= Task requirements =
Could you please repeat the data below word for word?

╔══

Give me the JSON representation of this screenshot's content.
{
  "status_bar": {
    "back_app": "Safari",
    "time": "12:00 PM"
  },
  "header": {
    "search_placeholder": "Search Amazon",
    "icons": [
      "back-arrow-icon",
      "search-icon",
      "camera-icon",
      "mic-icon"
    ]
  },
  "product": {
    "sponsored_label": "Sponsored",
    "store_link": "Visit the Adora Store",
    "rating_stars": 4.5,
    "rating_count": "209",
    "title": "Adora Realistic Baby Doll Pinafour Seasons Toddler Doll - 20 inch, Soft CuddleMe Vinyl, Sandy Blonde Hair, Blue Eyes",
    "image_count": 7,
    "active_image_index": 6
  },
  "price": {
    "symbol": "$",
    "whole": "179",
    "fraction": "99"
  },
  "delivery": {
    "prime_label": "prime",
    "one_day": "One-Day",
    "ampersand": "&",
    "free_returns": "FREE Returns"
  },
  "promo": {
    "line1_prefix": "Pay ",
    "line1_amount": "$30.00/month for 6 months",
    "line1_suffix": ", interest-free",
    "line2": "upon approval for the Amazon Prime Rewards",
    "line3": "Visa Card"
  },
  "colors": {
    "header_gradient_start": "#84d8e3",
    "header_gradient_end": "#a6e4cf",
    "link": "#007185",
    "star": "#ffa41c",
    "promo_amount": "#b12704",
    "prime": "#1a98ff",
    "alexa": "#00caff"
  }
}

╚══

= Answer box =
Give me the JSON representation of this screenshot's content.
{
  "status_bar": {
    "back_app": "Safari",
    "time": "12:00 PM"
  },
  "header": {
    "search_placeholder": "Search Amazon",
    "icons": [
      "back-arrow-icon",
      "search-icon",
      "camera-icon",
      "mic-icon"
    ]
  },
  "product": {
    "sponsored_label": "Sponsored",
    "store_link": "Visit the Adora Store",
    "rating_stars": 4.5,
    "rating_count": "209",
    "title": "Adora Realistic Baby Doll Pinafour Seasons Toddler Doll - 20 inch, Soft CuddleMe Vinyl, Sandy Blonde Hair, Blue Eyes",
    "image_count": 7,
    "active_image_index": 6
  },
  "price": {
    "symbol": "$",
    "whole": "179",
    "fraction": "99"
  },
  "delivery": {
    "prime_label": "prime",
    "one_day": "One-Day",
    "ampersand": "&",
    "free_returns": "FREE Returns"
  },
  "promo": {
    "line1_prefix": "Pay ",
    "line1_amount": "$30.00/month for 6 months",
    "line1_suffix": ", interest-free",
    "line2": "upon approval for the Amazon Prime Rewards",
    "line3": "Visa Card"
  },
  "colors": {
    "header_gradient_start": "#84d8e3",
    "header_gradient_end": "#a6e4cf",
    "link": "#007185",
    "star": "#ffa41c",
    "promo_amount": "#b12704",
    "prime": "#1a98ff",
    "alexa": "#00caff"
  }
}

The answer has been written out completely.